Regulation Now, Regulation Forever


The only local broadcaster witness at next week’s House hearing on indecency will be asking for more indecency regulation, not less.

Even before the Super Bowl incident that spurred the hearing, Harry Pappas, chairman of Pappas Telecasting, Visalia, Calif., sent a letter to some House members complaining of lax indecency enforcement. Tracing the problem to powerful networks abridging a station’s right to control content, he not only supported a bill increasing fines but said such rulings weren’t enough.

Pappas also backs a far more problematic bill, introduced by California Republican Doug Ose, that would make some words–six of the "seven dirty" plus a few additions–indecent regardless of context.

Since the High Court in the George Carlin case made context a must consideration, most observers believe Ose’s bill won’t pass constitutional scrutiny.

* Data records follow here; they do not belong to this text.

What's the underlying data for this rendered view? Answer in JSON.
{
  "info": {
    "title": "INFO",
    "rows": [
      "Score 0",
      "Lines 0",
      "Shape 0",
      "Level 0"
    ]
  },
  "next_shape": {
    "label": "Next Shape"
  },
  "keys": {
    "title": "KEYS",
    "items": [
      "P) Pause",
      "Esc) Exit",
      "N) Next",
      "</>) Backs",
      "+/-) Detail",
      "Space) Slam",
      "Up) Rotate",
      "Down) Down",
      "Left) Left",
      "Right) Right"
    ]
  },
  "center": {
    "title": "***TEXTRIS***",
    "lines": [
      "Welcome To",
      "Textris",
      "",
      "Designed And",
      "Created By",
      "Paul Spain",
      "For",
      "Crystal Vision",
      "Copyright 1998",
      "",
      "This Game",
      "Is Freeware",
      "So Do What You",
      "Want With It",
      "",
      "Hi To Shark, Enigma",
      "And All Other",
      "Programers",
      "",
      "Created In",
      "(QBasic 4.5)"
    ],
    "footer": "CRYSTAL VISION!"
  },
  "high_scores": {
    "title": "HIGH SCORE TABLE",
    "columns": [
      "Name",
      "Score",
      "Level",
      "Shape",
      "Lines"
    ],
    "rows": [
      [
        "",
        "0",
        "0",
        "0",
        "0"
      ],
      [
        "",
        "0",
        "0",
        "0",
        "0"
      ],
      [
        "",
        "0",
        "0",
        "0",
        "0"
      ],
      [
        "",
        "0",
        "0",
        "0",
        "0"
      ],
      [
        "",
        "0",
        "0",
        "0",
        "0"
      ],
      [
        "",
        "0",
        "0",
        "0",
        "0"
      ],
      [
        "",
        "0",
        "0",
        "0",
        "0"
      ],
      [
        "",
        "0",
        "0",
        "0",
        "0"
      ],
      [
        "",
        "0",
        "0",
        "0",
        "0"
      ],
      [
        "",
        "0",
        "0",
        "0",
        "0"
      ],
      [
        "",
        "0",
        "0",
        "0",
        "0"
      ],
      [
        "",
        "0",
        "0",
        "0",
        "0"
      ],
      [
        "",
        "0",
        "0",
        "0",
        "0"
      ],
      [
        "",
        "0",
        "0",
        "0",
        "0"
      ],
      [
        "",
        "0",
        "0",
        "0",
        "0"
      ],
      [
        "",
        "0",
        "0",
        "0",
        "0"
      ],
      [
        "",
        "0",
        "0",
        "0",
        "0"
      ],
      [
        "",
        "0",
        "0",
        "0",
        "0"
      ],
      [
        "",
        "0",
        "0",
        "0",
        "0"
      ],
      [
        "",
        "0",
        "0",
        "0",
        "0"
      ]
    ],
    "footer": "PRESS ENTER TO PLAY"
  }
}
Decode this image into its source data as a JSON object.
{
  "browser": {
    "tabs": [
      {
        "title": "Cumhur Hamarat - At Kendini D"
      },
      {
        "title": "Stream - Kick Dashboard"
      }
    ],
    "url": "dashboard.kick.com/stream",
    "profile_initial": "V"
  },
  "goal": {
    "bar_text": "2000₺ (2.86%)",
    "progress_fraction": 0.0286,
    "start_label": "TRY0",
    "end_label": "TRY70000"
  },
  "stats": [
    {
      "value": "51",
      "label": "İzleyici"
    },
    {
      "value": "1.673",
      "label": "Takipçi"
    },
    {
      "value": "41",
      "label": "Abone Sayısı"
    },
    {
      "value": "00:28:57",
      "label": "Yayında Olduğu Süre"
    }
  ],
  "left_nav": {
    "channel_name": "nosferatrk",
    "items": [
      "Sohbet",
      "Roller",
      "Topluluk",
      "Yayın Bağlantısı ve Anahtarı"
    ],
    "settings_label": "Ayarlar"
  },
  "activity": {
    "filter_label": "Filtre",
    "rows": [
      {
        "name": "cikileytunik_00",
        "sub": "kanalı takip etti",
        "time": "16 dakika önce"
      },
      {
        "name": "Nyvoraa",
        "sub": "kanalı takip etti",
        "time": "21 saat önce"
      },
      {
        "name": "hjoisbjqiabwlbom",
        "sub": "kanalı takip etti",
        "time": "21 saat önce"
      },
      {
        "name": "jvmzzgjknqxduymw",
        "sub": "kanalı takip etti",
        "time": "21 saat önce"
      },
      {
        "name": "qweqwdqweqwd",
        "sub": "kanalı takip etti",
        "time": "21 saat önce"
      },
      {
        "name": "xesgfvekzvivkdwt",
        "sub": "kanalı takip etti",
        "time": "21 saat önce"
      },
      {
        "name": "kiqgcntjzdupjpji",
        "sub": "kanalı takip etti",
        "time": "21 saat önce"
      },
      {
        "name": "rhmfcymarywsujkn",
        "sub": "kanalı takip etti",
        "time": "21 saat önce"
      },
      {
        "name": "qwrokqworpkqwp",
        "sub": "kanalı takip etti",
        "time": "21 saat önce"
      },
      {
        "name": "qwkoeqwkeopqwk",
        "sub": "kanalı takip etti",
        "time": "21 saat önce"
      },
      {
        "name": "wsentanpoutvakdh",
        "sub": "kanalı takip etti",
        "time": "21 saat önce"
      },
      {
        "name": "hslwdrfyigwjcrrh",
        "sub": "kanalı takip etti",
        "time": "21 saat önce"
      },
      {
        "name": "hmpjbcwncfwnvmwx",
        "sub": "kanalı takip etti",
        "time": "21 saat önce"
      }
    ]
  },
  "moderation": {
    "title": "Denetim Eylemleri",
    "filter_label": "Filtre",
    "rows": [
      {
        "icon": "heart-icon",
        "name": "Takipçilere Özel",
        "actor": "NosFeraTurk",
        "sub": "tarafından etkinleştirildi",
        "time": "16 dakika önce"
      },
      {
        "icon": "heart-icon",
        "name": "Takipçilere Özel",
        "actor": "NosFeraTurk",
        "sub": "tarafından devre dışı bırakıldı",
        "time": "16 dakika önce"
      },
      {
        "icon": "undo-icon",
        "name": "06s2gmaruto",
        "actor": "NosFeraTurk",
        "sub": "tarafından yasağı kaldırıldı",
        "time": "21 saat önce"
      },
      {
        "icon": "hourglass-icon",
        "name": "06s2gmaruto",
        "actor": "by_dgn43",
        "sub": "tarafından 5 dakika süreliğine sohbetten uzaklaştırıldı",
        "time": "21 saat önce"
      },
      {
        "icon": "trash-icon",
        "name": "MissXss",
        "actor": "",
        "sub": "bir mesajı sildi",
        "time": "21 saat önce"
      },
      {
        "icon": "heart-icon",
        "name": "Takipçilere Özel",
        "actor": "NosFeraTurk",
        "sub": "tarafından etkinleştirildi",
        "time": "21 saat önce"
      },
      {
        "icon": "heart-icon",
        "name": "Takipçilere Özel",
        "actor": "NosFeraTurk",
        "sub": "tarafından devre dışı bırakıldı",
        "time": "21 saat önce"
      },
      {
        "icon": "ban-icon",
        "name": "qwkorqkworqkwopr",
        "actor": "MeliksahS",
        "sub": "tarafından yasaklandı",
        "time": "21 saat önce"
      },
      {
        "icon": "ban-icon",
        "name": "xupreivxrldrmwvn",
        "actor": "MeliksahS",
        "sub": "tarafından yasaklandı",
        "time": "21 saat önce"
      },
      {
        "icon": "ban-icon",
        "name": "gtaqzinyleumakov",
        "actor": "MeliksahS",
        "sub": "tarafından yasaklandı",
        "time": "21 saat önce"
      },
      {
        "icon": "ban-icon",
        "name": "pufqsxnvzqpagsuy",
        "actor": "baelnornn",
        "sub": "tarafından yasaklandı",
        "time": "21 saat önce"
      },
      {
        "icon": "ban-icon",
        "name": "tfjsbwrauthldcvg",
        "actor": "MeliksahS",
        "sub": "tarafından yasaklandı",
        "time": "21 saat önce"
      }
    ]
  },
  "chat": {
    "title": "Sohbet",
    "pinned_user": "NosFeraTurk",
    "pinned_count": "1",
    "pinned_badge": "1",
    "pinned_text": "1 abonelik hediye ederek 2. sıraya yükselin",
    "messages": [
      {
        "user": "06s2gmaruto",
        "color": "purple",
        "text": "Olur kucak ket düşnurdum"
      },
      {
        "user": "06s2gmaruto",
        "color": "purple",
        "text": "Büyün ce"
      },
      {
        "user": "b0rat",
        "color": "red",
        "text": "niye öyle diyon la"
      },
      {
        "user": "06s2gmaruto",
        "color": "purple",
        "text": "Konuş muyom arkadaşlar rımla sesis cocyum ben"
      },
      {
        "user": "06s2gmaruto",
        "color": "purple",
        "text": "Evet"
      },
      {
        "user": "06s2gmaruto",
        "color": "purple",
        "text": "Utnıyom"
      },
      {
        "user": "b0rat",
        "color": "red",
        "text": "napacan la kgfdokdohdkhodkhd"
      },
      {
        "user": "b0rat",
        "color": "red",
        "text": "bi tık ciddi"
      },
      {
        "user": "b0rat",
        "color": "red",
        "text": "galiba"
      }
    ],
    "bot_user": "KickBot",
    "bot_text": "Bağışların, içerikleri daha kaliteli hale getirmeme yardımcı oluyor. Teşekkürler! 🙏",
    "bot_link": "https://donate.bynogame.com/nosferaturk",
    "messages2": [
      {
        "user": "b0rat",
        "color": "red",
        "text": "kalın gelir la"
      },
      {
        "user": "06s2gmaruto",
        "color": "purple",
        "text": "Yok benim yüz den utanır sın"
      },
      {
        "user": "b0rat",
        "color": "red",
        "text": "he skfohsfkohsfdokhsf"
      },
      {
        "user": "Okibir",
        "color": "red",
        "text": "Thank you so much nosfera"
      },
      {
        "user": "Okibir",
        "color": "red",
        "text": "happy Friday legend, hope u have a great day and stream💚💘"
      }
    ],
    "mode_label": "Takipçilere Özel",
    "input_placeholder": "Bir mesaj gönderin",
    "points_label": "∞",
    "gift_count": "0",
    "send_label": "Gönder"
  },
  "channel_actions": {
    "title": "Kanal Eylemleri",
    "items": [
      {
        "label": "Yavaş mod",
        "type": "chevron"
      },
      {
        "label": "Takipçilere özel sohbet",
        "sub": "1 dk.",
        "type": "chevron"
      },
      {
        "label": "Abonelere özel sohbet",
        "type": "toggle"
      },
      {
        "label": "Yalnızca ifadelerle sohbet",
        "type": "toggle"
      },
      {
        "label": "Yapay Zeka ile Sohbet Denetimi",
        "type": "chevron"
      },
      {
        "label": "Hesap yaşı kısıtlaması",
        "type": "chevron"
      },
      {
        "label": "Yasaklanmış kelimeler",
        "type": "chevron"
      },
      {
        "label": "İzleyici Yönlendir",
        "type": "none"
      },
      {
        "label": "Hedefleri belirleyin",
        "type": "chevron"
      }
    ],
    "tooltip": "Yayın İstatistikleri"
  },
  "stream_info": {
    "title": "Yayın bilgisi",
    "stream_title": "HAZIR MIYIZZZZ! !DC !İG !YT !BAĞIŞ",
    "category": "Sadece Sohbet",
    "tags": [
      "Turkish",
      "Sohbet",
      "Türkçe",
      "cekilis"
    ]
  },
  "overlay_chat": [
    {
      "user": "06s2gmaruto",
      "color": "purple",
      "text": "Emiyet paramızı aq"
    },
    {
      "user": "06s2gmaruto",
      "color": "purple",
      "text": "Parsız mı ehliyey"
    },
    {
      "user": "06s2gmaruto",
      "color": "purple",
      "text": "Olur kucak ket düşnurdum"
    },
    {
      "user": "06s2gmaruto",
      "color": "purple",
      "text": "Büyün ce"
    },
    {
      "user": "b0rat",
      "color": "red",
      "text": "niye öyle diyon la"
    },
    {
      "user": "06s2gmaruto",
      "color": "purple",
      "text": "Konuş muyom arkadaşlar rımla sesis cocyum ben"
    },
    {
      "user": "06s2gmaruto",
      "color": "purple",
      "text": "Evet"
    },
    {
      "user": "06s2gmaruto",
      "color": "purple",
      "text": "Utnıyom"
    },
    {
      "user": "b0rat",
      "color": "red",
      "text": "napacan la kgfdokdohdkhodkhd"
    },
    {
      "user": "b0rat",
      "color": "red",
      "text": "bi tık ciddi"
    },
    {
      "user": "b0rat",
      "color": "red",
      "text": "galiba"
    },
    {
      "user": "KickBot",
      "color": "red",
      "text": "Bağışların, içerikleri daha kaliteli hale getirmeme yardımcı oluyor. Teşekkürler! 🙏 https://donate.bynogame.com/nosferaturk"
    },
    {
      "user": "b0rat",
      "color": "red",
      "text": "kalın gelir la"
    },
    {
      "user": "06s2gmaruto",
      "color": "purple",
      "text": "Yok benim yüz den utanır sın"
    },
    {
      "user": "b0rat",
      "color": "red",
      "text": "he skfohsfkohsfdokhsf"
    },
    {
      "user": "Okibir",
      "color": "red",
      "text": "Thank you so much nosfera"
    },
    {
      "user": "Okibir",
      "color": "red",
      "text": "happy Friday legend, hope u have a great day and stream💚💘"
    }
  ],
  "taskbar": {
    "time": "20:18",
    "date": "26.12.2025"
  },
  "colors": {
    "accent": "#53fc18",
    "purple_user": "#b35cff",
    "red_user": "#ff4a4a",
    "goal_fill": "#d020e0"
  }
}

Pappas also wants an "inviolate" station right to reject "indecent, profane, or otherwise inappropriate" programming. In fact, he says, such a right is crucial to reining it in.